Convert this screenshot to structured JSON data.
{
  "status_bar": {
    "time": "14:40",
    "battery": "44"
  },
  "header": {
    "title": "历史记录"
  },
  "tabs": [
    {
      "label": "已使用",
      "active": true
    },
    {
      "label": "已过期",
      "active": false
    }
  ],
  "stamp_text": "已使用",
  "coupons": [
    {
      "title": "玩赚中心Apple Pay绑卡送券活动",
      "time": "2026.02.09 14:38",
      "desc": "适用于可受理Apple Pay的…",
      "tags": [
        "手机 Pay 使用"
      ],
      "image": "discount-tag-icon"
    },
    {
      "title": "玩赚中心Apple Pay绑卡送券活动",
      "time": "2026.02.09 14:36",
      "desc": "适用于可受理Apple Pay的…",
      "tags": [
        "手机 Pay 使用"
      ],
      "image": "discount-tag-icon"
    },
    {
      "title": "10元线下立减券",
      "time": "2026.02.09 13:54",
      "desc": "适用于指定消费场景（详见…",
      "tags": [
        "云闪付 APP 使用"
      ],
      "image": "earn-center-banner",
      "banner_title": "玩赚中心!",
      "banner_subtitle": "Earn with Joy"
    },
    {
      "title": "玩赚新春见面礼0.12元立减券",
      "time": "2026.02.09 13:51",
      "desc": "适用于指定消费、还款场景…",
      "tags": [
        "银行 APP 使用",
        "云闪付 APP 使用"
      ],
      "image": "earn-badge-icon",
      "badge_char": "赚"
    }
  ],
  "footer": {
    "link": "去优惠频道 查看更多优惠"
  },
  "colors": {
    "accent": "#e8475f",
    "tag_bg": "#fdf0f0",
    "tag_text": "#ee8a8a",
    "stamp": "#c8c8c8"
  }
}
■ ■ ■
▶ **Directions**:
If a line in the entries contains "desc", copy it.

▶ **Task output**:
      "desc": "适用于可受理Apple Pay的…",
      "desc": "适用于可受理Apple Pay的…",
      "desc": "适用于指定消费场景（详见…",
      "desc": "适用于指定消费、还款场景…",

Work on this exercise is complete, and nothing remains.